Business Formation

Business Formation

Young & Young can assist you with creating or starting a business and help you establish the right structure for your needs and goals. You may choose among several different types of legal entities based on considerations such as tax implications, management style, the number of owners and the relationships between them, the limiting of personal liability, and attractiveness to investors.

We will help you understand what kind of business entity is best for you and your estate plan. Through examining your goals and plan, we can help you see the advantages of each type and decide on the entity type that’s right for you.

Sole Proprietorship

This is a business you run under your own name as the owner. The primary benefit of a sole proprietorship is its simplicity; no registrations or filing fees are required, and the revenues and expenses of the business are treated as your personal income and expenses for tax purposes. Management of the business is simple because there is no formal business entity, and there are no formalities with which to comply.

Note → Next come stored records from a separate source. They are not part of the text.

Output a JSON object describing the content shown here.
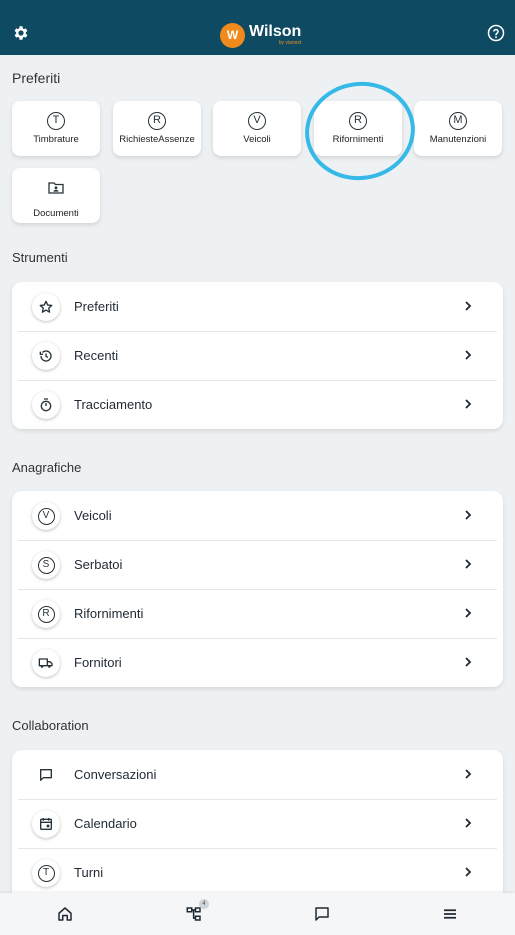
{
  "app": {
    "name": "Wilson",
    "byline": "by vianext",
    "logo_monogram": "W"
  },
  "favorites": {
    "title": "Preferiti",
    "items": [
      {
        "label": "Timbrature",
        "letter": "T",
        "icon": "circled-t-icon"
      },
      {
        "label": "RichiesteAssenze",
        "letter": "R",
        "icon": "circled-r-icon"
      },
      {
        "label": "Veicoli",
        "letter": "V",
        "icon": "circled-v-icon"
      },
      {
        "label": "Rifornimenti",
        "letter": "R",
        "icon": "circled-r-icon",
        "highlighted": true
      },
      {
        "label": "Manutenzioni",
        "letter": "M",
        "icon": "circled-m-icon"
      },
      {
        "label": "Documenti",
        "letter": "",
        "icon": "folder-account-icon"
      }
    ]
  },
  "tools": {
    "title": "Strumenti",
    "items": [
      {
        "label": "Preferiti",
        "icon": "star-icon"
      },
      {
        "label": "Recenti",
        "icon": "history-icon"
      },
      {
        "label": "Tracciamento",
        "icon": "stopwatch-icon"
      }
    ]
  },
  "registry": {
    "title": "Anagrafiche",
    "items": [
      {
        "label": "Veicoli",
        "letter": "V",
        "icon": "circled-v-icon"
      },
      {
        "label": "Serbatoi",
        "letter": "S",
        "icon": "circled-s-icon"
      },
      {
        "label": "Rifornimenti",
        "letter": "R",
        "icon": "circled-r-icon"
      },
      {
        "label": "Fornitori",
        "letter": "",
        "icon": "truck-icon"
      }
    ]
  },
  "collaboration": {
    "title": "Collaboration",
    "items": [
      {
        "label": "Conversazioni",
        "icon": "chat-icon"
      },
      {
        "label": "Calendario",
        "icon": "calendar-icon"
      },
      {
        "label": "Turni",
        "letter": "T",
        "icon": "circled-t-icon"
      }
    ]
  },
  "bottom_nav": {
    "items": [
      "home-icon",
      "hierarchy-icon",
      "chat-icon",
      "menu-icon"
    ],
    "badge": "4"
  },
  "colors": {
    "topbar": "#0e4b63",
    "brand_orange": "#f08a1c",
    "highlight": "#35b9e6",
    "background": "#eef1f3"
  }
}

However, as a proprietor, you have unlimited exposure to the liabilities of the business.


There are three forms of partnerships:

General Partnerships operate like a sole proprietorship with more than one proprietor, or partner. The partners will generally enter into a partnership agreement which dictates how the partnership decisions will be made. A general partnership is taxed similarly to a sole proprietorship with the revenue and expenses of the partnership allocated to each partner in proportion to his/her ownership interest. However, each partner has unlimited exposure to the liabilities of the business.

Limited Partnerships provide some liability protection to the partners. Many are structured with one or more general partners with unlimited personal liability and one or more limited partners whose liability is limited to their investment in the partnership.

Limited Liability Partnerships are a third type that must register with the state and provide liability protection for all partners.


A corporation allows for multiple owners who are considered shareholders. Each shareholder’s exposure to the liabilities of the corporation is limited to the extent of that shareholder’s investment in the corporation. Corporations must file articles of incorporation and annual reports with the state. The corporation is governed according to its by-laws, and corporate minutes should be kept.

C Corporations allow for a virtually unlimited number of shareholders and can be attractive to investors, but the corporation itself is taxed on its profits, and the shareholders are taxed on dividends paid to them.

S Corporations are taxed in the same way as partnerships and avoid the taxation of both corporate and shareholder profits. The number of shareholders is limited to 100, none of which can be partnerships or corporations.

Limited Liability Company

Limited Liability Companies (LLCs) combine the best elements of a partnership with the best elements of a corporation. They can have many owners who are considered members and are taxed in the same way as partnerships, yet they provide limited liability to the owners like a corporation. LLCs generally have fewer corporate formalities than a corporation and allow the allocation of profits and losses different from ownership percentages.